Wastewater Injection Made Faults More Vulnerable to Distant Earthquakes
A new study has added powerful new support to the growing evidence that deep underground injections of wastewater from hydraulic fracturing or other drilling activity has made some areas of the U.S. vulnerable to tremors triggered by large earthquakes thousands of miles away.
Wastewater injected near several existing faults left them in a critical state that allowed seismic waves from distant quakes to set off temblors that occurred hours to months after the triggering event, the researchers wrote in a study published last week (July 11) in the journal Science. The minor earthquakes may serve as early warnings that injection activity is pushing faults “to their tipping point” and making larger shocks more likely, they said.
Using data from the Advanced National Seismic System (ANSS), a team at Columbia University led by Nicholas van der Elst discovered three locations close to wastewater injection wells where large but distant earthquakes had triggered an upswing in local seismic activity. The towns of Trinidad, Colo., Prague, Okla., and Snyder, Texas all had decade-long histories of deep wastewater injection yet relatively few seismic events until the remote quakes struck.
- In February 2010, a magnitude 8.8 quake that hit Maule, Chile, killing 500 people, triggered a series of earthquakes in the Colorado and Oklahoma towns, where injection wells had been in use for years.
- The magnitude 9.0 earthquake off Japan that set off a devastating tsunami and the Fukushima nuclear disaster in March 2011 was followed by a swarm of seismic events that hit Trinidad and the West Texas town of Snyder, home to an injection well for wastewater used in nearby oil fields.
- n the aftermath of a 2012 magnitude 8.6 earthquake in Sumatra, both Snyder and Trinidad again experienced surges in seismic activity, although milder than after the Chilean earthquake.
The early swarms of minor seismic activity turned out to be precursors of larger, more damaging quakes that occurred in the three towns 6-to-20 months after the triggering events.

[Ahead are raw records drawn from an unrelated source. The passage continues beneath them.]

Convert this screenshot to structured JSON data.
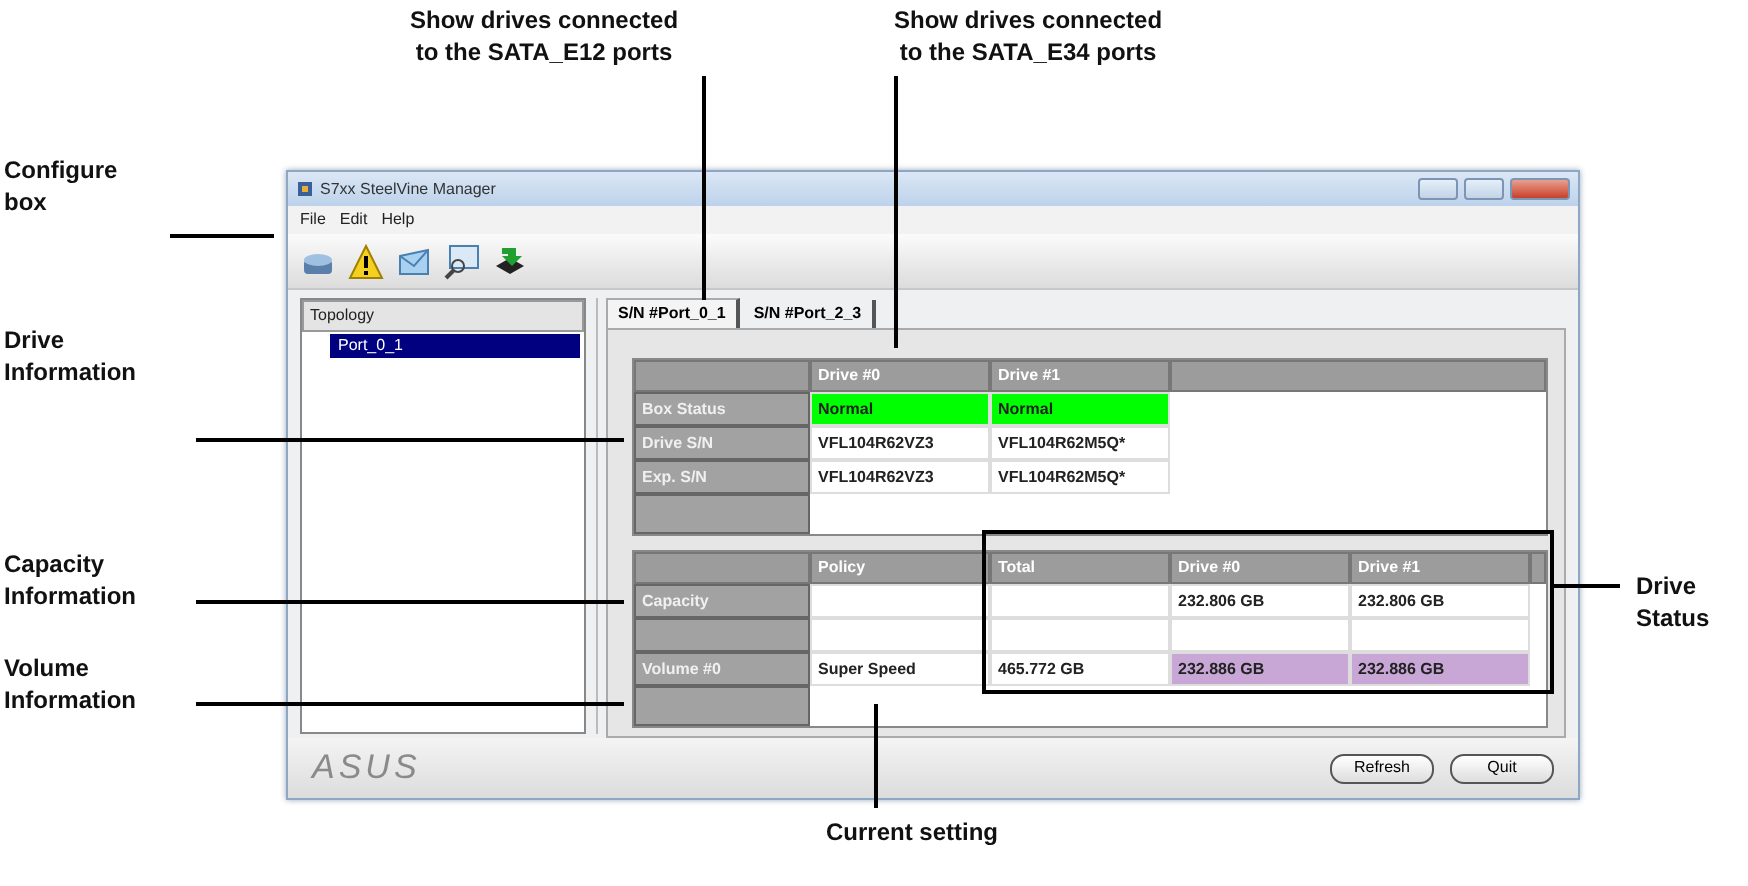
{
  "window": {
    "title": "S7xx SteelVine Manager"
  },
  "menu": [
    "File",
    "Edit",
    "Help"
  ],
  "topology": {
    "header": "Topology",
    "items": [
      {
        "label": "Port_0_1",
        "selected": true
      }
    ]
  },
  "tabs": [
    {
      "label": "S/N #Port_0_1",
      "selected": true
    },
    {
      "label": "S/N #Port_2_3",
      "selected": false
    }
  ],
  "drive_table": {
    "columns": [
      "Drive #0",
      "Drive #1"
    ],
    "rows": [
      {
        "label": "Box Status",
        "cells": [
          {
            "text": "Normal",
            "color": "#00ff00"
          },
          {
            "text": "Normal",
            "color": "#00ff00"
          }
        ]
      },
      {
        "label": "Drive S/N",
        "cells": [
          {
            "text": "VFL104R62VZ3"
          },
          {
            "text": "VFL104R62M5Q*"
          }
        ]
      },
      {
        "label": "Exp. S/N",
        "cells": [
          {
            "text": "VFL104R62VZ3"
          },
          {
            "text": "VFL104R62M5Q*"
          }
        ]
      }
    ]
  },
  "capacity_table": {
    "columns": [
      "Policy",
      "Total",
      "Drive #0",
      "Drive #1"
    ],
    "rows": [
      {
        "label": "Capacity",
        "cells": [
          {},
          {},
          {
            "text": "232.806 GB"
          },
          {
            "text": "232.806 GB"
          }
        ]
      },
      {
        "cells": [
          {},
          {},
          {},
          {}
        ]
      },
      {
        "label": "Volume #0",
        "cells": [
          {
            "text": "Super Speed"
          },
          {
            "text": "465.772 GB"
          },
          {
            "text": "232.886 GB",
            "color": "#c8a6d6"
          },
          {
            "text": "232.886 GB",
            "color": "#c8a6d6"
          }
        ]
      }
    ]
  },
  "logo": "ASUS",
  "buttons": [
    "Refresh",
    "Quit"
  ],
  "callouts": [
    {
      "lines": [
        "Show drives connected",
        "to the SATA_E12 ports"
      ]
    },
    {
      "lines": [
        "Show drives connected",
        "to the SATA_E34 ports"
      ]
    },
    {
      "lines": [
        "Configure",
        "box"
      ]
    },
    {
      "lines": [
        "Drive",
        "Information"
      ]
    },
    {
      "lines": [
        "Capacity",
        "Information"
      ]
    },
    {
      "lines": [
        "Volume",
        "Information"
      ]
    },
    {
      "lines": [
        "Drive",
        "Status"
      ]
    },
    {
      "lines": [
        "Current setting"
      ]
    }
  ]
}
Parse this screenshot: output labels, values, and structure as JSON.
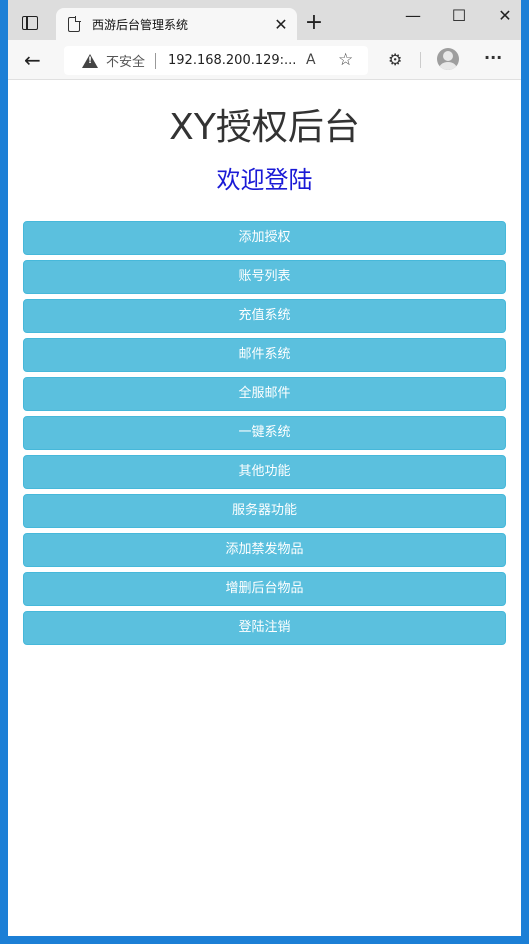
{
  "browser": {
    "tab_title": "西游后台管理系统",
    "tab_close": "✕",
    "new_tab": "+",
    "minimize": "—",
    "maximize": "☐",
    "close": "✕",
    "security_label": "不安全",
    "url": "192.168.200.129:...",
    "read_aloud": "A",
    "favorite": "☆",
    "extensions": "⚙",
    "more": "···",
    "back": "←"
  },
  "page": {
    "title": "XY授权后台",
    "subtitle": "欢迎登陆",
    "menu": [
      "添加授权",
      "账号列表",
      "充值系统",
      "邮件系统",
      "全服邮件",
      "一键系统",
      "其他功能",
      "服务器功能",
      "添加禁发物品",
      "增删后台物品",
      "登陆注销"
    ]
  },
  "colors": {
    "button_bg": "#5bc0de",
    "subtitle": "#1a1ad6",
    "desktop": "#1c7fd6"
  }
}
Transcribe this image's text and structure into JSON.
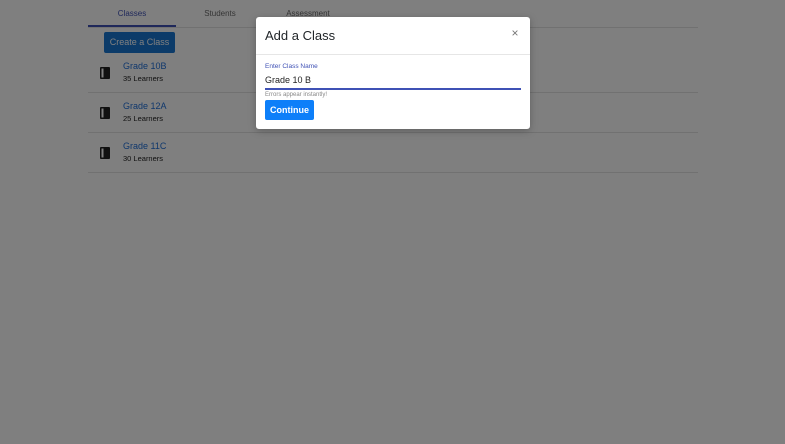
{
  "tabs": [
    {
      "label": "Classes",
      "active": true
    },
    {
      "label": "Students",
      "active": false
    },
    {
      "label": "Assessment",
      "active": false
    }
  ],
  "create_button_label": "Create a Class",
  "classes": [
    {
      "name": "Grade 10B",
      "learners": "35 Learners",
      "icon": "book-icon"
    },
    {
      "name": "Grade 12A",
      "learners": "25 Learners",
      "icon": "book-icon"
    },
    {
      "name": "Grade 11C",
      "learners": "30 Learners",
      "icon": "book-icon"
    }
  ],
  "modal": {
    "title": "Add a Class",
    "close_symbol": "×",
    "field_label": "Enter Class Name",
    "field_value": "Grade 10 B",
    "helper_text": "Errors appear instantly!",
    "continue_label": "Continue"
  },
  "colors": {
    "primary": "#1976d2",
    "accent": "#3f51b5",
    "link": "#1e6fd9",
    "continue": "#0d7ff9",
    "overlay": "rgba(0,0,0,0.5)"
  }
}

These included a magnitude 5.7 temblor in Prague in November 2011, one of the largest ever associated with wastewater disposal. It destroyed 14 homes and injured two people. The researchers said the occurrence of small, remotely triggered earthquakes can be an indicator that an area is “critically stressed” and is likely to experience a more severe quake in the near future.
The suggestion that distant earthquakes can set off seismic activity thousands of miles away is not new.
“We’ve known for at least 20 years that shaking from large, distant earthquakes can trigger seismicity in places with naturally high fluid pressure, like hydrothermal fields,” said Geoffrey Abers, a coauthor of the study, in a release issued by Columbia’s Lamont-Doherty Earth Institute. But the study breaks new ground by suggesting that human activity, in this case wastewater injection, was the factor that caused the fault systems to become critically stressed and vulnerable to remote triggering.
Hydraulic fracturing involves pumping a high-pressure mixture of water, chemicals and sand deep underground to create fractures and extract natural gas and oil from impermeable rock formations. The water that returns to the surface is contaminated with chemicals from the fracking fluid and naturally occurring elements from the rock. Conventional drilling techniques also sometimes pump fluid into the ground to force more oil or gas from depleted fields.
Injecting this contaminated wastewater deep underground is a common way to dispose of it, the researchers noted. There it increases the pressure in the pores, or gaps, in the soil or rock. The fluid acts as a lubricant, making the rock along a fault more likely to slide and eventually fail, causing an earthquake. In some areas the increased seismicity does not appear until the faults have been gradually saturated with fluids and reach a critical threshold, sometimes months or even years later. It is very difficult to predict when a fault is reaching this point, the Columbia team said.
Heather Savage, physicist and another coauthor of the study said in Columbia’s release, “If the number of small earthquakes increases, it could indicate that faults are becoming critically stressed and might soon host a larger earthquake.”
It would make sense to increase seismic monitoring around injection sites to help detect this change and indicate that it was time to stop pumping wastewater into the ground in that area.